Grow a garden
This might seem boring to most children, but can be turned into something quite exciting, especially for those who like food. Growing a vegetable garden can be quite rewarding, and is a long term type of project that can be continued even after the summer is over.
MusicLearning a musical instrument can be a great way to get the kids out of the house, as well as to get them to socialize with other children their age. Music is also great for concentration and focus, a couple of attributes that will serve any child well. If you don’t have a musical instrument or the funds to get one, singing is another easy way to get your children involved in music.
Build somethingThere are so many great do it yourself projects available on the internet for you to do with your child.

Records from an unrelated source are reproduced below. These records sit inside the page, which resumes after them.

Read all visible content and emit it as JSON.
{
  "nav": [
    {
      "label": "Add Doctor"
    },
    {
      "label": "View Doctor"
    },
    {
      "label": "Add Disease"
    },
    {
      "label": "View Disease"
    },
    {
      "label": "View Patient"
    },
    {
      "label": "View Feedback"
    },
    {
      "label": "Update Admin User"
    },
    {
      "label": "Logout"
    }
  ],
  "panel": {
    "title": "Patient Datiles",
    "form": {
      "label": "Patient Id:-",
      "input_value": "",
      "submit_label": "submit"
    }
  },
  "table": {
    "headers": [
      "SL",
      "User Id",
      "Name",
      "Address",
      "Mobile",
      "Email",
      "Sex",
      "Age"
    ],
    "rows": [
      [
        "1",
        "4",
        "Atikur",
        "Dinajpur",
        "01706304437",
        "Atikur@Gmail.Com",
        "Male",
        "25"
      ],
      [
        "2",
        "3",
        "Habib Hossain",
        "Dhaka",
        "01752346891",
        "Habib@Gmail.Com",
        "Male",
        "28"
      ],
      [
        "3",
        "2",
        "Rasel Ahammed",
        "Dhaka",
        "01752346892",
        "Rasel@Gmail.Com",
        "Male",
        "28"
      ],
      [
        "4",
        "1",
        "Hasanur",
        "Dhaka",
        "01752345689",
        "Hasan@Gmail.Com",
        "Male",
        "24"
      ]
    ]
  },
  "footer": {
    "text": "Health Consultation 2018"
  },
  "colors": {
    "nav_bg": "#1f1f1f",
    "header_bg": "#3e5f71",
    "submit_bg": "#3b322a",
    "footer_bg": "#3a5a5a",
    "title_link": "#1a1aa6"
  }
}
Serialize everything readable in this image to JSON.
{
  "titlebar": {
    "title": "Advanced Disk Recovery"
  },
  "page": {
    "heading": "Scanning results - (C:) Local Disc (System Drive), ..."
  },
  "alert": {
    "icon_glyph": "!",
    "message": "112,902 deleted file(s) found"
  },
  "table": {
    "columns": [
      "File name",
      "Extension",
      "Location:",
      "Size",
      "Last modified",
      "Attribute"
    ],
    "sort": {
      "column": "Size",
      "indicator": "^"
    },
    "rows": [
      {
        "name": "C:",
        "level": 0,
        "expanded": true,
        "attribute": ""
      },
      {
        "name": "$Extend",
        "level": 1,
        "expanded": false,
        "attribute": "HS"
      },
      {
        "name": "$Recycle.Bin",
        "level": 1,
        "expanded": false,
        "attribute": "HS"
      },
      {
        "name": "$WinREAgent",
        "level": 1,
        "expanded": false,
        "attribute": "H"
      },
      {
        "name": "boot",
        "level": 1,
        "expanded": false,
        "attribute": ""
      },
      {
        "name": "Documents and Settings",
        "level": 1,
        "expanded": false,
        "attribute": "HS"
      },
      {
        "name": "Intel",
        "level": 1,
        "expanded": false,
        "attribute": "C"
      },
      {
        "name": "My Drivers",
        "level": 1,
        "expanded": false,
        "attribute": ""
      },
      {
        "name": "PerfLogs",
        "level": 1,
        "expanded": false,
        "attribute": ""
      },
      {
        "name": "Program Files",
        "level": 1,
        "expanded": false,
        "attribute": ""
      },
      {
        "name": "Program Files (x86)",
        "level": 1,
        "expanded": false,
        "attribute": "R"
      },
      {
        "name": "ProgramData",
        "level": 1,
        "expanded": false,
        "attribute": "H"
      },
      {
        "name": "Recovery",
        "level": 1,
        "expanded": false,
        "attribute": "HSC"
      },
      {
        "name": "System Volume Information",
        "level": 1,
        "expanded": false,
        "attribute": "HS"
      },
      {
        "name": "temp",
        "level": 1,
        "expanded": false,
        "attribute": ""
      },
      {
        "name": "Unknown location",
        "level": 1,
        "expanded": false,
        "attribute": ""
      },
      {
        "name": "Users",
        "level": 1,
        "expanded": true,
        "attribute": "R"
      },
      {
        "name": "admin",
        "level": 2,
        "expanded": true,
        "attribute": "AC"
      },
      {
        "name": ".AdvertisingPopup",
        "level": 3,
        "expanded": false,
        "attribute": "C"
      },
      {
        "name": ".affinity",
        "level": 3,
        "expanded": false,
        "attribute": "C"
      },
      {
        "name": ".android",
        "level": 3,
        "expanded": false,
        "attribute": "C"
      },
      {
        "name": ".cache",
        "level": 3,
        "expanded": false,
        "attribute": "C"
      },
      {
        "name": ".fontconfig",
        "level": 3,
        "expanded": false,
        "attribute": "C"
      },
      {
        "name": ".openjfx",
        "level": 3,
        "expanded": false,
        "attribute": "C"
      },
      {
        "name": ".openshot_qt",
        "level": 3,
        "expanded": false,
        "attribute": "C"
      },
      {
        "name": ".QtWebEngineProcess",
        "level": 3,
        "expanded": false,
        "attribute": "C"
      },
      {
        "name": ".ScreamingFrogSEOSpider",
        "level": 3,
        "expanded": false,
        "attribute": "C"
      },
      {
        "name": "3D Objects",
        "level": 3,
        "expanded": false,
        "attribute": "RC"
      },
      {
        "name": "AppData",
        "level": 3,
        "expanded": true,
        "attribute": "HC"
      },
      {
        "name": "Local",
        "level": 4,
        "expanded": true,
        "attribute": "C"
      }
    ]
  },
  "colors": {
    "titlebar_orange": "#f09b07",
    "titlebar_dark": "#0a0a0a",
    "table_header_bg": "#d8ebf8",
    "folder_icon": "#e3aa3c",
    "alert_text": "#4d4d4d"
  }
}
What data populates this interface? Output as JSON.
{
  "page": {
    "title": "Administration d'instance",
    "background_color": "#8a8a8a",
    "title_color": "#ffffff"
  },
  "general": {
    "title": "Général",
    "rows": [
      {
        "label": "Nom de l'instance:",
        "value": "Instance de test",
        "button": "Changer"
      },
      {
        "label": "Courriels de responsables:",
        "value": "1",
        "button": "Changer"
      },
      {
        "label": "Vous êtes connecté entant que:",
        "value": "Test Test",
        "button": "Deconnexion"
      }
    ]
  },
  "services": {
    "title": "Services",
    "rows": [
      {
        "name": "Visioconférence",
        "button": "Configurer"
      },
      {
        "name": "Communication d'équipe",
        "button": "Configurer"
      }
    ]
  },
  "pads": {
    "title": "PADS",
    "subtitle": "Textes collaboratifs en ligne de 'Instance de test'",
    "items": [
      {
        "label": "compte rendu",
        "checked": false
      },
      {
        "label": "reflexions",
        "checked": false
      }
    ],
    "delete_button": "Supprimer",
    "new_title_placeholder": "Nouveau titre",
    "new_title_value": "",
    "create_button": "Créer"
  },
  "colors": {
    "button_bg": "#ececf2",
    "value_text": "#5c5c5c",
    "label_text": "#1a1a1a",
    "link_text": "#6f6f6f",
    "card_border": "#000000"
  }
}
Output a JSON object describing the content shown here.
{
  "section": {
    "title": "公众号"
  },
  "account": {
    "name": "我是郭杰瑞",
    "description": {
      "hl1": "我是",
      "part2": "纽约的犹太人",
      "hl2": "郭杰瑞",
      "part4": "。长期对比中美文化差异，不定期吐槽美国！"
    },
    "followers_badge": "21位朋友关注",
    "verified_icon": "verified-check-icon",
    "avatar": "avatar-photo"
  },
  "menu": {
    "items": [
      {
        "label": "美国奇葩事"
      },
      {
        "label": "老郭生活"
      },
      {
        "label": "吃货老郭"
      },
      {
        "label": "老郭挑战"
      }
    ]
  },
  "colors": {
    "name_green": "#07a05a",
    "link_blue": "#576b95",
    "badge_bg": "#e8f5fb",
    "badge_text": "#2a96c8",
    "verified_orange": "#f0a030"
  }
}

These can range from little things, like making a pencil holder, to slightly bigger projects like building a cubby house in your backyard. Building projects are great because it is easy to get the whole family involved, and you can spend as much or as little time as you want each day on your particular build.
There are many other hobbies you can get your child involved in this summer, but these are just five great suggestions that will hopefully get you thinking about activities you can do with your child. No matter what you choose, make sure that you child is interested in it – there is no point in forcing them to do something they don’t want to do.
Now it’s your turn to put forward some suggestions. If you are a parent, what hobbies have you introduced your children to during the summer? What have they enjoyed the most and what have they very much disliked? What would you encourage other parents to try? Leave your experiences and comments down below.